PROBLEM DESCRIPTION: Take the data below and repeat it exactly.

AVAILABLE RECORDS:
>>

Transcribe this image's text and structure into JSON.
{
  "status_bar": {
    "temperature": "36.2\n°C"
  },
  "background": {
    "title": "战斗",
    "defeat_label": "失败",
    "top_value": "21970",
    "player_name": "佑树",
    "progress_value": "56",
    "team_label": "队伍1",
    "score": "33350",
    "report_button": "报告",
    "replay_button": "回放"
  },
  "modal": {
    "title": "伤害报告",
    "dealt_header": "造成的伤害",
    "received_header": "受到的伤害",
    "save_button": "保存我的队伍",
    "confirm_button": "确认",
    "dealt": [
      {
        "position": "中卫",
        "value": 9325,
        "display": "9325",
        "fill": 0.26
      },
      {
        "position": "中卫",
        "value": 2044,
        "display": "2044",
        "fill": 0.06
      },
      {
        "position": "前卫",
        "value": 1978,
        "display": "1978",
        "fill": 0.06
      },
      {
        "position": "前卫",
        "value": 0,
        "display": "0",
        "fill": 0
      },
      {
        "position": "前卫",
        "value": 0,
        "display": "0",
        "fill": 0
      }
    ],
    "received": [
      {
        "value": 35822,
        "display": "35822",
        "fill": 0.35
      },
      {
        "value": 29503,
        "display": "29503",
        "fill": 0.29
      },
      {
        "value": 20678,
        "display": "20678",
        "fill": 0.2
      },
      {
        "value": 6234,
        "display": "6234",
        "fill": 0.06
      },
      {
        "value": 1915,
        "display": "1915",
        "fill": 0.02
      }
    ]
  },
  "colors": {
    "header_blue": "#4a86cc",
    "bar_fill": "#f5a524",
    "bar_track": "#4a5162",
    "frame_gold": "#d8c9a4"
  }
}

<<

WRITTEN SOLUTION:
Transcribe this image's text and structure into JSON.
{
  "status_bar": {
    "temperature": "36.2\n°C"
  },
  "background": {
    "title": "战斗",
    "defeat_label": "失败",
    "top_value": "21970",
    "player_name": "佑树",
    "progress_value": "56",
    "team_label": "队伍1",
    "score": "33350",
    "report_button": "报告",
    "replay_button": "回放"
  },
  "modal": {
    "title": "伤害报告",
    "dealt_header": "造成的伤害",
    "received_header": "受到的伤害",
    "save_button": "保存我的队伍",
    "confirm_button": "确认",
    "dealt": [
      {
        "position": "中卫",
        "value": 9325,
        "display": "9325",
        "fill": 0.26
      },
      {
        "position": "中卫",
        "value": 2044,
        "display": "2044",
        "fill": 0.06
      },
      {
        "position": "前卫",
        "value": 1978,
        "display": "1978",
        "fill": 0.06
      },
      {
        "position": "前卫",
        "value": 0,
        "display": "0",
        "fill": 0
      },
      {
        "position": "前卫",
        "value": 0,
        "display": "0",
        "fill": 0
      }
    ],
    "received": [
      {
        "value": 35822,
        "display": "35822",
        "fill": 0.35
      },
      {
        "value": 29503,
        "display": "29503",
        "fill": 0.29
      },
      {
        "value": 20678,
        "display": "20678",
        "fill": 0.2
      },
      {
        "value": 6234,
        "display": "6234",
        "fill": 0.06
      },
      {
        "value": 1915,
        "display": "1915",
        "fill": 0.02
      }
    ]
  },
  "colors": {
    "header_blue": "#4a86cc",
    "bar_fill": "#f5a524",
    "bar_track": "#4a5162",
    "frame_gold": "#d8c9a4"
  }
}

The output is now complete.